Assigned task:
Pull every line of the entries that has the word "JSON".

Records for this exercise:
....................
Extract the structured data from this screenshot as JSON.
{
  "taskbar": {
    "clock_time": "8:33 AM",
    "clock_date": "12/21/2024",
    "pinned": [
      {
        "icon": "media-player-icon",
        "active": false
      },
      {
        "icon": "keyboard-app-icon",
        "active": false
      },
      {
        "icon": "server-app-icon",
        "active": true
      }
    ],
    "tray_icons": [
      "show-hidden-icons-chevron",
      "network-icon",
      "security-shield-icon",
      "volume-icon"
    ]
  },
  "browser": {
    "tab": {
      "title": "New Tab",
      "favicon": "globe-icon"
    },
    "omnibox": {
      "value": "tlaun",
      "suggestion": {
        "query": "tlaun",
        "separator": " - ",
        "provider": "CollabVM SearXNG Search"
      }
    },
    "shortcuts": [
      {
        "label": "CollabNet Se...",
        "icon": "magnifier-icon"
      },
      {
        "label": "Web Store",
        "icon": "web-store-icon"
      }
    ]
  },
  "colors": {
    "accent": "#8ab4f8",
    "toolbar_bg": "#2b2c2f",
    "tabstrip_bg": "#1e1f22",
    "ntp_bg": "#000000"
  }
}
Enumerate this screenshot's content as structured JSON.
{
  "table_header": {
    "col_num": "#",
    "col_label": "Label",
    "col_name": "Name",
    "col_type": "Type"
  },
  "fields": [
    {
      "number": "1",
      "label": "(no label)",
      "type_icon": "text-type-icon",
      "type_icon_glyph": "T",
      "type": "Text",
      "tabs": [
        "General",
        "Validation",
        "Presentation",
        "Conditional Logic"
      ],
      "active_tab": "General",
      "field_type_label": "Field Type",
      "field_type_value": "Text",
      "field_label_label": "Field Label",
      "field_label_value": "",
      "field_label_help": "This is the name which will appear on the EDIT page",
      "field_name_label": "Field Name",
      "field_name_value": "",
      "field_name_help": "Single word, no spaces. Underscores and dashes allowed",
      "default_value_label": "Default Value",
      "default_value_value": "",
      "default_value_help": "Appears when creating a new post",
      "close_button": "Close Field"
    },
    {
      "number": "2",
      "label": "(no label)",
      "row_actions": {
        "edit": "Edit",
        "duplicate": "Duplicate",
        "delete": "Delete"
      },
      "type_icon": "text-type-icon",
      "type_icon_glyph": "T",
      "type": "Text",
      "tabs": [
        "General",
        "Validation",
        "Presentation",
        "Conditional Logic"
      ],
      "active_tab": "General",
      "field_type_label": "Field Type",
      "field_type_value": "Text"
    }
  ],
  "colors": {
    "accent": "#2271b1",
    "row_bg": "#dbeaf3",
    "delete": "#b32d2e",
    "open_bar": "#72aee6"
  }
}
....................
Response area:
Extract the structured data from this screenshot as JSON.
Enumerate this screenshot's content as structured JSON.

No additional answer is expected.